Grand visionary

Former racer who defied the odds and brought Adelaide Alive


FORMULA One is all cutting-edge business and squillion-dollar deals. In the early 1980s, it was all very… 1980s. One man who should know is Adelaide business and marketing man Bill O’Gorman, the father of the Australian F1 Grand Prix.

Conception occurred at an Adelaide corporate Christmas party. “We were all halfpissed, to be honest with you,” says O’Gorman.

“It was 1982 and we were talking about South Australia’s Jubilee 150 in 1986. I said, ‘I suppose we’ll celebrate with sewing and knitting?’”

Asked what he’d do, O’Gorman responded: “An F1 grand prix.”

He had motorsport form.

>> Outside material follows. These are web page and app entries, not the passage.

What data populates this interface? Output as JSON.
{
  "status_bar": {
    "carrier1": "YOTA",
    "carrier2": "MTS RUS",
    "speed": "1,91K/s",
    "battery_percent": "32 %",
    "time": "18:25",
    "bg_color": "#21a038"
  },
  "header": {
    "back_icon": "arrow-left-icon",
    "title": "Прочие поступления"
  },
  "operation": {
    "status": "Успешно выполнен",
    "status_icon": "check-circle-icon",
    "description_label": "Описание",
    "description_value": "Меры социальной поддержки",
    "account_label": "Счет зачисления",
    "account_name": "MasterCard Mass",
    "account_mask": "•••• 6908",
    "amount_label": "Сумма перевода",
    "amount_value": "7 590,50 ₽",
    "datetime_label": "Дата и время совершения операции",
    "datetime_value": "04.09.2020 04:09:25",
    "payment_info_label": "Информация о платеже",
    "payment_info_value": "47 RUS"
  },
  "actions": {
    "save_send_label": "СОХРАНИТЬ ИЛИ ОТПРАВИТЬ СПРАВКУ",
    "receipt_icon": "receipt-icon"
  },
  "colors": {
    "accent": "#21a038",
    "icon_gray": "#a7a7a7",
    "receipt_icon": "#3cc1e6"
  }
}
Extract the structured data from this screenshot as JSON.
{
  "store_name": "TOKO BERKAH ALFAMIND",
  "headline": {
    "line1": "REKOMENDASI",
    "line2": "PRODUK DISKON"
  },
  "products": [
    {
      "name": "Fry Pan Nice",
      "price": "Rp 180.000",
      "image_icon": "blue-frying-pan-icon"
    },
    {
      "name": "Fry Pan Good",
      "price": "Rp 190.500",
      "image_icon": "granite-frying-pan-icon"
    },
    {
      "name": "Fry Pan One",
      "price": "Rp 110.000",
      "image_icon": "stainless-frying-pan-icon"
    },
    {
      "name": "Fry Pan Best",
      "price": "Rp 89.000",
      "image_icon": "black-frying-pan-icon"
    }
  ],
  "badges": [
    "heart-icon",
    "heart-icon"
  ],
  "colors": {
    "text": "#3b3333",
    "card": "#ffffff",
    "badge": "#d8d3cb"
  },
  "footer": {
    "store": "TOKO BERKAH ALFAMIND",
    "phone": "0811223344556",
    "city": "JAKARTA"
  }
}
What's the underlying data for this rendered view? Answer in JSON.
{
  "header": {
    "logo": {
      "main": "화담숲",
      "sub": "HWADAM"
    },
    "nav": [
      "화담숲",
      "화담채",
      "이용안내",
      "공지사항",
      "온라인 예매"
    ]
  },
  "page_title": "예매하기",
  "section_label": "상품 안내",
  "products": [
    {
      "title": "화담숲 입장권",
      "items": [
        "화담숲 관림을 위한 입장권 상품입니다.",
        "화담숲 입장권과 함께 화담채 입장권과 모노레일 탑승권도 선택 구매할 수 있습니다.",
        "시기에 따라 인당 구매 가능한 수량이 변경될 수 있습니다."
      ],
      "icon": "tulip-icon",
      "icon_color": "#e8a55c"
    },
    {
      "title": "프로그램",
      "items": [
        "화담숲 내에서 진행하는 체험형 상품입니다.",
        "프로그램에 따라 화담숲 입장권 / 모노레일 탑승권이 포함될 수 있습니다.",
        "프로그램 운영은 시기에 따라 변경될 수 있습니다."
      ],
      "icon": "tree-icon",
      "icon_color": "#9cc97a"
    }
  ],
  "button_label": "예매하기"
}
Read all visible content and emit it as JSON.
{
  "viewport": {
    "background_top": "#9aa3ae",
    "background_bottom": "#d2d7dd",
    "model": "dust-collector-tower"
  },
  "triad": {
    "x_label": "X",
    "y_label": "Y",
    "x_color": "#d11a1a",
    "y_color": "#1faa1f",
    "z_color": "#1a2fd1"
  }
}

In 1970 he began racing a Ford Escort Twin Cam (“my first race was at Calder, and it snowed”) and in 1972 he bought the unique Matich SR5 2.0-litre sports racer, which he raced successfully for four years. As a punter, he’d attended the British, French and Italian GPs.

O’Gorman wrote to SA Premier John Bannon and in short order was named chair of the GP board. “I still knew a lot of people from motorsport. Jack [Brabham] was very helpful, although I don’t think he believed it would actually happen. And Alan Jones said if we could get a GP here, he’d come back [out of retirement] – which he did.”

In April 1983, Alan Bond showed what an international event could do. Then Adelaide’s Vern Schuppan won Le Mans. O’Gorman suggested the Premier host a celebratory luncheon, where the GP plan was announced.

In May 1984, O’Gorman and senior politico Mal Hemmerling visited Bernie Ecclestone in London. “Bernie’s office had a big glass table.

He sat on it and said, ‘Right. Where’s Australia and where’s Adelaide?’”

Ecclestone wasn’t overly interested, though he certainly noted Hemmerling’s government guarantee. Two months later, O’Gorman was visiting the British GP when Ecclestone chased him down. The Dallas GP had been a disaster and Bernie was ready to deal.

“We had discussed terms at the first meeting. He wanted $US2m, 100 percent of the signage he sells, 50 percent of the signage we sell, and we get the gate. He said, ‘If you want it, you have to take it in 1985, not 1986’. And I said, ‘Okay, but it has to be for three years-plus’.

And he said, ‘Yeah, we’ll do a deal.’”

The FIA only approved its calendar in October, leaving just 12 months to put the event together.

‘Adelaide Alive’ was exactly that. O’Gorman’s fondest memory is when the F1 cars were about to go out for the first time. “The two Tyrrells were first in line and Bernie walked across and stopped them – and called for Alan Jones to come through and do the first lap.”

Politics lost Adelaide the race, but by then O’Gorman had moved on to other business.

Subsequent motorsport projects included onemake Suzuki Swift GTi and Mitsubishi Mirage race series.

Today, O’Gorman is project-managing the Cardinia Motor Recreation and Education Park, near Pakenham, Victoria. The 50ha facility was initiated by kart mogul Drew Price with an eye to the state’s future motorsport and driver training needs.

Does O’Gorman still follow F1? “Oh yeah, but I’m not happy with it. It needs to be a motor race, not an ecology convention.”


MARKETER and motor racing raconteur Bill O’Gorman delivered the 1985 Adelaide GP, chairing the AGP committee that would bring F1 to Australia. “The most important part for us was that nobody believed we could do it,” he grins. O’Gorman even went out and won the inaugural AGP Celebrity Race.

“Mitsubishi Cordia Turbo.

Bloody quick car. No bloody brakes, though.”